**Task statement**
Write only how many lines of the listing below include the string "trading".

**Material supplied**
====

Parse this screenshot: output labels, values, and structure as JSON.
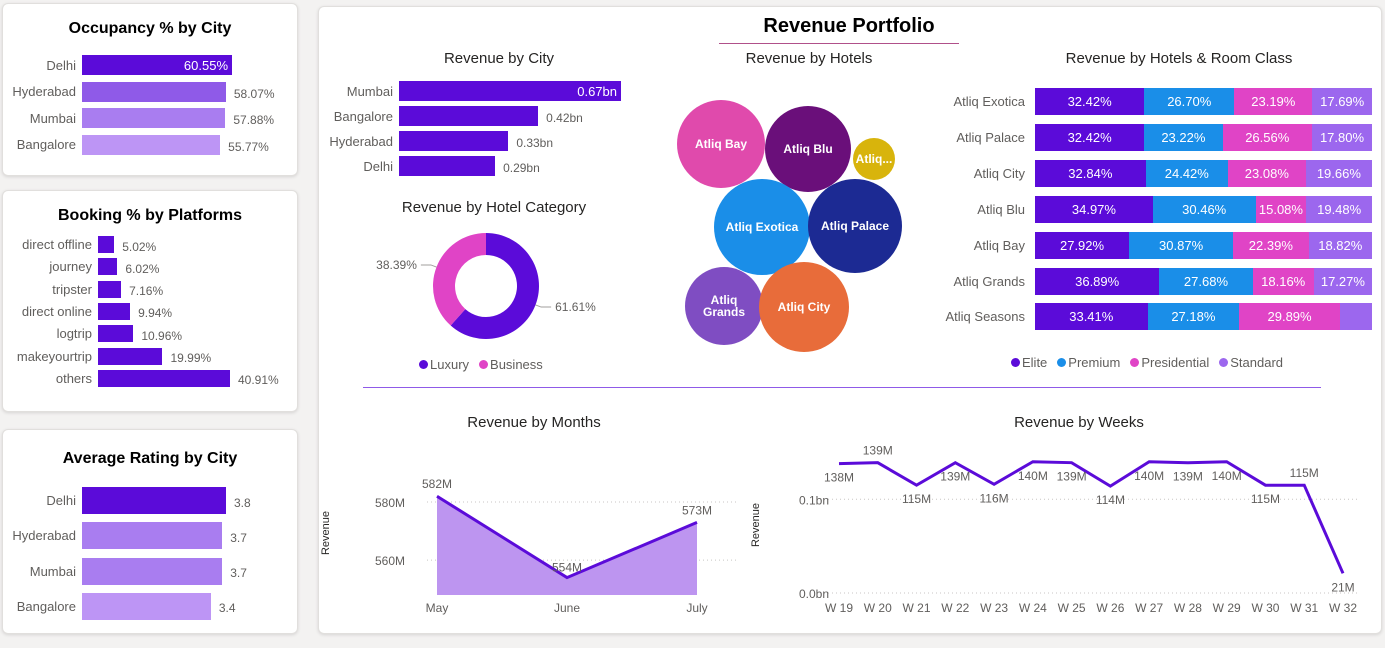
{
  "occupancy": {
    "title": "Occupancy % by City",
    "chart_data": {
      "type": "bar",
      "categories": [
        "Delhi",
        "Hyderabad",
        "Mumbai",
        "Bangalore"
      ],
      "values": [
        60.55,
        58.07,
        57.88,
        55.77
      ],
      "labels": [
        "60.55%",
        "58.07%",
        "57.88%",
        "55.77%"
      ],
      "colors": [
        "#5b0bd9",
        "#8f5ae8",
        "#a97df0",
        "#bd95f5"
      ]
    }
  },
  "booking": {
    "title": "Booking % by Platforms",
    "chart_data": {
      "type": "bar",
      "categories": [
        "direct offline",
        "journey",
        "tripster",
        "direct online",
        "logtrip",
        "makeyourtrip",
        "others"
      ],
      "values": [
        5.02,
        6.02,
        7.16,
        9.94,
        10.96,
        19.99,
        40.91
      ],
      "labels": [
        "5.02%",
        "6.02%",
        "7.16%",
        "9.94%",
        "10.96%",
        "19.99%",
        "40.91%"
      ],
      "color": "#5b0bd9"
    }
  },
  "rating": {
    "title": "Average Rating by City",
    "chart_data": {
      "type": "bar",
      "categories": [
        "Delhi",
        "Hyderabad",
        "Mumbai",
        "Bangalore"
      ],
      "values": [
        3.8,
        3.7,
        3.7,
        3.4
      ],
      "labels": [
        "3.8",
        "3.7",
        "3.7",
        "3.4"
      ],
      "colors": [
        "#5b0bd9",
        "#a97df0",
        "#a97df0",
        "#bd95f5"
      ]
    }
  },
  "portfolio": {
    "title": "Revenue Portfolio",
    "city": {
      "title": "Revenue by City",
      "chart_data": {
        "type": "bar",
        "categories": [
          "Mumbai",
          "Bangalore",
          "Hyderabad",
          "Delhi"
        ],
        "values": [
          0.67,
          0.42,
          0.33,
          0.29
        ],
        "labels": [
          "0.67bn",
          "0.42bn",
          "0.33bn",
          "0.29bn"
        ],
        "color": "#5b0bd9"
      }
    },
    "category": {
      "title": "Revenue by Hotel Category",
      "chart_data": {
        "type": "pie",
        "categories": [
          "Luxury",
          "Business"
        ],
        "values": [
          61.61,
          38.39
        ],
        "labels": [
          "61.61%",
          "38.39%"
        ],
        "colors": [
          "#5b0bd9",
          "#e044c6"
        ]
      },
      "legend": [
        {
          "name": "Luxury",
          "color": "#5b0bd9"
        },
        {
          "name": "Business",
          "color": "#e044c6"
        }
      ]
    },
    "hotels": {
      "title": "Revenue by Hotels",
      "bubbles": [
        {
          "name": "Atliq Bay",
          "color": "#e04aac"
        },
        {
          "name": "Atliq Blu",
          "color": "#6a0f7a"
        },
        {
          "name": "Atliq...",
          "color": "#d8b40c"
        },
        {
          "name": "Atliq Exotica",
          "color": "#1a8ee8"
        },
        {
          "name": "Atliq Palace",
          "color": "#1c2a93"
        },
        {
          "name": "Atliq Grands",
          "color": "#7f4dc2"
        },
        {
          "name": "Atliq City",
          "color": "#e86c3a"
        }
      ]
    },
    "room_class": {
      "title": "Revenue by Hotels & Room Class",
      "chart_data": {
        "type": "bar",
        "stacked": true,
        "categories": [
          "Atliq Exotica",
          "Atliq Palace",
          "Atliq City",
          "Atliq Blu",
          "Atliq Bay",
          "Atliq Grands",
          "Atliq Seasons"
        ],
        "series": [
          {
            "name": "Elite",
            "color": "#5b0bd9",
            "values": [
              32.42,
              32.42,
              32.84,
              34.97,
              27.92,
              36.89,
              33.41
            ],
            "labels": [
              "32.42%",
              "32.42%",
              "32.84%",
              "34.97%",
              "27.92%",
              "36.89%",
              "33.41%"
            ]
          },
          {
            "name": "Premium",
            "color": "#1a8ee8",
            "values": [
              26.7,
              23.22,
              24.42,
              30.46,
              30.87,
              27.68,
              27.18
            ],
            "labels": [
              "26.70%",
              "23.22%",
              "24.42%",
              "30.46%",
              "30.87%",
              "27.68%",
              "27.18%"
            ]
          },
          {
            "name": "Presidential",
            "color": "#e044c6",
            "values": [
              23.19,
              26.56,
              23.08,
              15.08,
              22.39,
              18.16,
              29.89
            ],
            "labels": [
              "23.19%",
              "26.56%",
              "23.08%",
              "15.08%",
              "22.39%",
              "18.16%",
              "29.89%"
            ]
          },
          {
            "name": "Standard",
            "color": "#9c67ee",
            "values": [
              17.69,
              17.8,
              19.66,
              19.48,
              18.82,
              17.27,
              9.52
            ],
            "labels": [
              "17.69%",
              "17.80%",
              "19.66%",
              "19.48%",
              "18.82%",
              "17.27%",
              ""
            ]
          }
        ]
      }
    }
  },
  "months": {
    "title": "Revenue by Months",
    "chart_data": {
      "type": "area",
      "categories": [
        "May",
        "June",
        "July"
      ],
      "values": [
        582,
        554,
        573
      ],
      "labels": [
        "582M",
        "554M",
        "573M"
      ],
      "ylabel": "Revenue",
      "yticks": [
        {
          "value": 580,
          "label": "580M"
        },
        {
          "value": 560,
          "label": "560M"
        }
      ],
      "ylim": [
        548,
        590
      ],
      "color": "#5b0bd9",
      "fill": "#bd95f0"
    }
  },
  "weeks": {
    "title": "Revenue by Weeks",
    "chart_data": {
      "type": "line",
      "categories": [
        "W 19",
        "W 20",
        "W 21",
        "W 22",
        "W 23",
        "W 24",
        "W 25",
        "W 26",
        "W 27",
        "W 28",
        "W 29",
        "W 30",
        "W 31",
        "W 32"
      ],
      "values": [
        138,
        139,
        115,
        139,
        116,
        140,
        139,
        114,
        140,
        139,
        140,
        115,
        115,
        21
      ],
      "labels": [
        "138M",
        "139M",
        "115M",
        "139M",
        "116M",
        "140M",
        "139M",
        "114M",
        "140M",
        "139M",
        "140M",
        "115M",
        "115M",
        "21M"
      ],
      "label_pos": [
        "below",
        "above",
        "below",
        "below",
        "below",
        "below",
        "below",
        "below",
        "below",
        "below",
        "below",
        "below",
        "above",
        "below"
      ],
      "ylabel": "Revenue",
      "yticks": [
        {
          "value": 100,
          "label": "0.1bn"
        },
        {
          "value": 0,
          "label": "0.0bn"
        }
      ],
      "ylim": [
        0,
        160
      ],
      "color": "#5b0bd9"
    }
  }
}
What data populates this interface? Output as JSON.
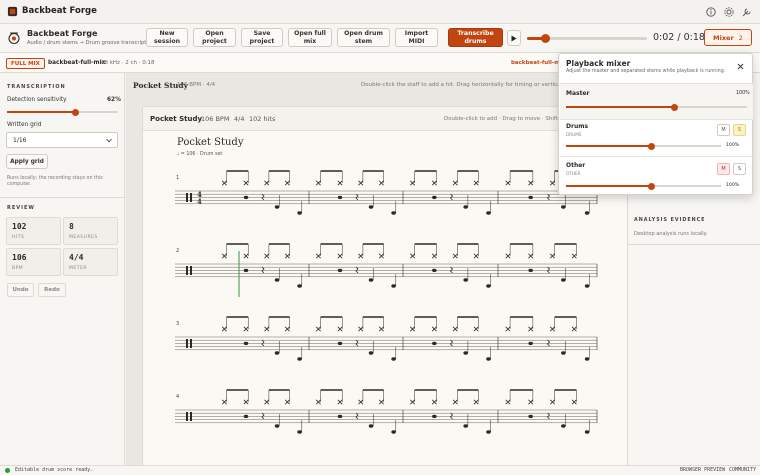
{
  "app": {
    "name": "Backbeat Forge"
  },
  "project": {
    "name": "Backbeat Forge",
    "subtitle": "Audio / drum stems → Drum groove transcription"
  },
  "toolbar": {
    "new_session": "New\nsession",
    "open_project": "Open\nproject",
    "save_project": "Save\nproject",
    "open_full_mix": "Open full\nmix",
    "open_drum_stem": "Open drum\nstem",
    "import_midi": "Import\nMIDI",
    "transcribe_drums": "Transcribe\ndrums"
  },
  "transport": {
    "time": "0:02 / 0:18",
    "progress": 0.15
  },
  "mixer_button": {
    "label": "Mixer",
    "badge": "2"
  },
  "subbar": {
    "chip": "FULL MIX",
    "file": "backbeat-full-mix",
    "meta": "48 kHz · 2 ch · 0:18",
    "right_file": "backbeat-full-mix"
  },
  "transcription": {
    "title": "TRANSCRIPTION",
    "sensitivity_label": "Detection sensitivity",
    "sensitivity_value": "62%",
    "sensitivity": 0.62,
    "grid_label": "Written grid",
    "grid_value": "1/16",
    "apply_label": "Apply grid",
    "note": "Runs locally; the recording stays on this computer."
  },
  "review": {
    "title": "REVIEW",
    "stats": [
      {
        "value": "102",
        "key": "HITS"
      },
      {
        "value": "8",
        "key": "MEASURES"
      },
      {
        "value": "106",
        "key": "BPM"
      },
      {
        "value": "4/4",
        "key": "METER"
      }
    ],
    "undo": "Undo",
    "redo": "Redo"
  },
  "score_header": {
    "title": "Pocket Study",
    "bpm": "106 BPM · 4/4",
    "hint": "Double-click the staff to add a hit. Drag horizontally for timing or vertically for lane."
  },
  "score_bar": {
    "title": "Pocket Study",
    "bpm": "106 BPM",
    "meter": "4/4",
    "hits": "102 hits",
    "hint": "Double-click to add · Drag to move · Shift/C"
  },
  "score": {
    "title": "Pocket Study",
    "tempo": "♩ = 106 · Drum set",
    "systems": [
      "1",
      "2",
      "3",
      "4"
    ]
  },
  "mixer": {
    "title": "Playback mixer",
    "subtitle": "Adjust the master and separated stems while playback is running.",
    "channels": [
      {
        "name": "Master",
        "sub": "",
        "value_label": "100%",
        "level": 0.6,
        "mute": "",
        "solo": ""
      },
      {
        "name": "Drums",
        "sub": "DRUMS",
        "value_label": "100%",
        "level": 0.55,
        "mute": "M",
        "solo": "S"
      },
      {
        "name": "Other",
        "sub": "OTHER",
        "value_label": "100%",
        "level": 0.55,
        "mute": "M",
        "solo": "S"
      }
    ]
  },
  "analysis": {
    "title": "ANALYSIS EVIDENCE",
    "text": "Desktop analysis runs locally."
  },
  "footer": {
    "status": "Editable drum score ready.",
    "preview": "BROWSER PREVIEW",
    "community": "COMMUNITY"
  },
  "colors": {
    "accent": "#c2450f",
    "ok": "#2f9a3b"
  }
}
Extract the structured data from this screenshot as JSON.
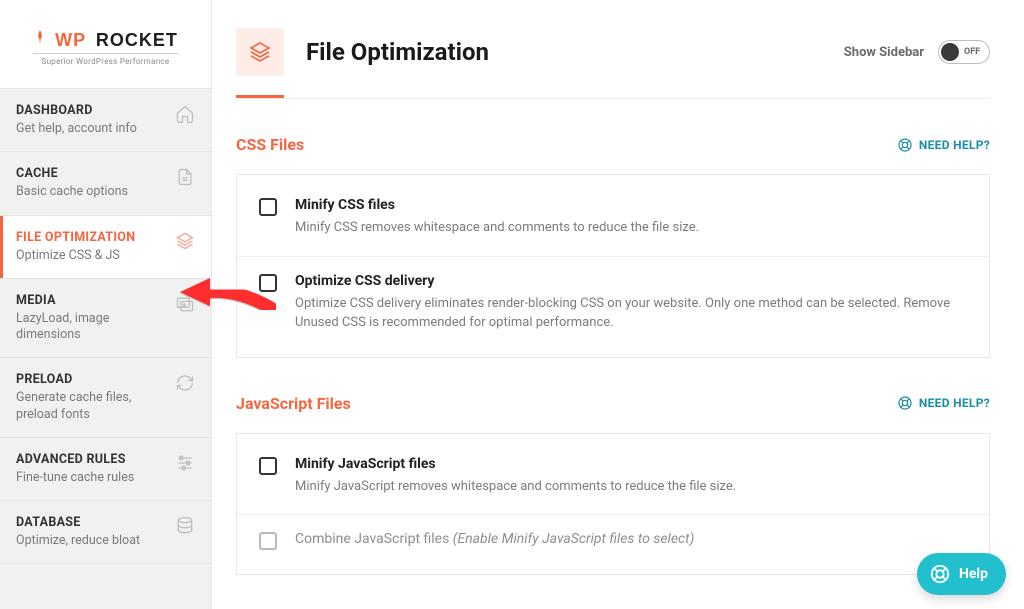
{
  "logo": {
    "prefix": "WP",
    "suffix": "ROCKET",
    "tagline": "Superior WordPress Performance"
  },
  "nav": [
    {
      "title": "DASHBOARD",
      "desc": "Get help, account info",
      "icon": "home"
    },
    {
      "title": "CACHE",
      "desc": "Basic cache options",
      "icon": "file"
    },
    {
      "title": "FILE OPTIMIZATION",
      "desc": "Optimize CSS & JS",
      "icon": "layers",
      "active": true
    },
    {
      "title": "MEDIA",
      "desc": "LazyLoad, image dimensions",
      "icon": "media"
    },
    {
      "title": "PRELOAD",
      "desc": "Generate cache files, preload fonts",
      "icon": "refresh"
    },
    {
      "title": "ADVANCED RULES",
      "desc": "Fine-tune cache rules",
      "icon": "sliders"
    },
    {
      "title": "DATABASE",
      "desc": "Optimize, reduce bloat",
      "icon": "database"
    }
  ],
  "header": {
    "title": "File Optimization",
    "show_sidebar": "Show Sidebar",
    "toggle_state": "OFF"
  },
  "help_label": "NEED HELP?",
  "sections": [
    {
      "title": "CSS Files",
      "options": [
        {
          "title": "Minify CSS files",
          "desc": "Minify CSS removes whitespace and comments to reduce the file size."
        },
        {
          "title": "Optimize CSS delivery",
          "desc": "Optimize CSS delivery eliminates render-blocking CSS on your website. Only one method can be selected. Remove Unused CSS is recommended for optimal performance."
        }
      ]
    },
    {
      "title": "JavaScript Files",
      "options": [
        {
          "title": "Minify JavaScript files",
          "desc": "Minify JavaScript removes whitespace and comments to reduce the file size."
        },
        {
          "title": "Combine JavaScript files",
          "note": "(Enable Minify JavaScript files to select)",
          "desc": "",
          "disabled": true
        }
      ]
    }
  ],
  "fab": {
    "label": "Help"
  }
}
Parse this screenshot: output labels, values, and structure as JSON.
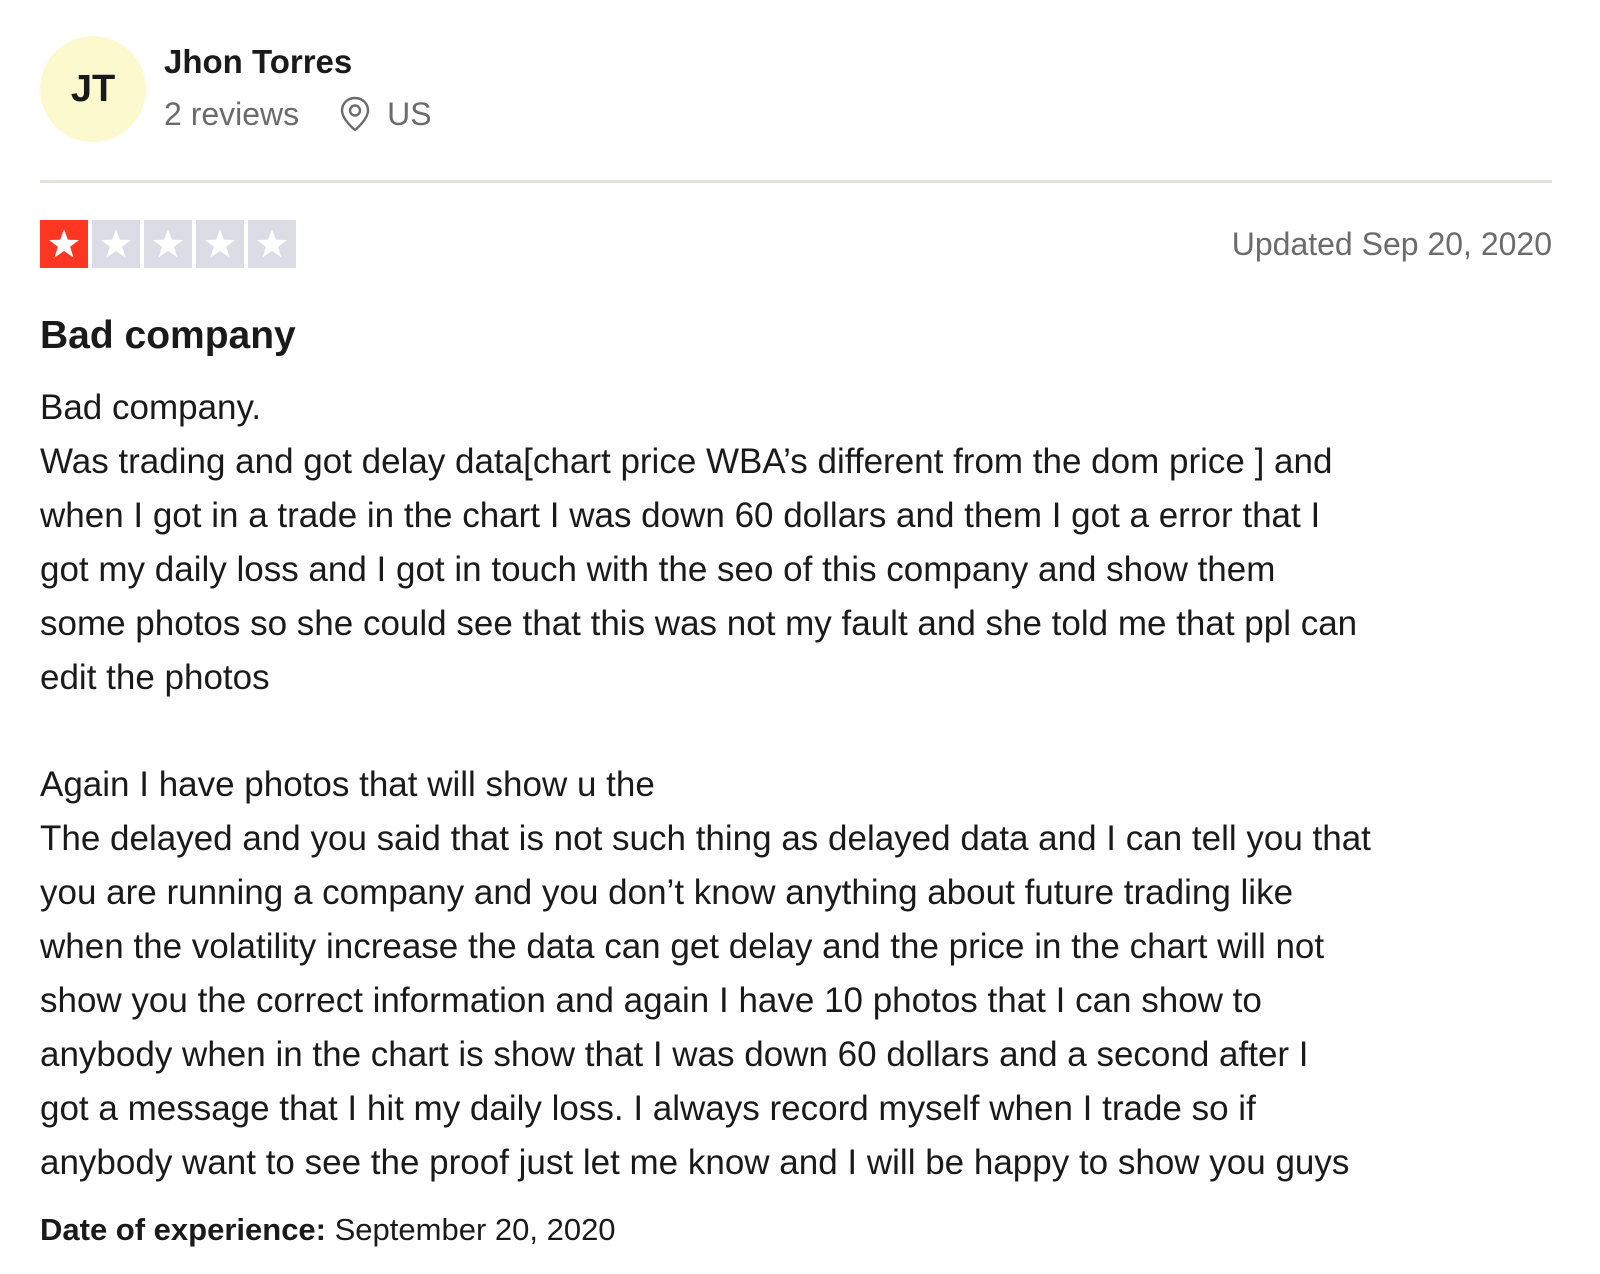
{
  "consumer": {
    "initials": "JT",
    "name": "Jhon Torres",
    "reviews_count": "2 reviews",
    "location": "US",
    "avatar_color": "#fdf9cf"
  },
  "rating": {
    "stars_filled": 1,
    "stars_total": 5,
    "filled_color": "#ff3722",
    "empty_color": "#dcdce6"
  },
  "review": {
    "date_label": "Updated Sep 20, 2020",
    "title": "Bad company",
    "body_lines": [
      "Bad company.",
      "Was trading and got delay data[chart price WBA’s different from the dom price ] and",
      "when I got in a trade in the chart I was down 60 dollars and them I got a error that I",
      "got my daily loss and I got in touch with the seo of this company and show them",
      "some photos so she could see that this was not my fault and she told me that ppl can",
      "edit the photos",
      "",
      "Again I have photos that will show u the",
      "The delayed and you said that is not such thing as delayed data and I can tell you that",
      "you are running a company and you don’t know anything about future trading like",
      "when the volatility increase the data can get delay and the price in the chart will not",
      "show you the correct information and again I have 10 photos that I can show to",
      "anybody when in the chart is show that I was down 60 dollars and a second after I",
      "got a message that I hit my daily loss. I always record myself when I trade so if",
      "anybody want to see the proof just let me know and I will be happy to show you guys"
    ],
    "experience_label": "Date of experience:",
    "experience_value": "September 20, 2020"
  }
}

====

**Task solution**
2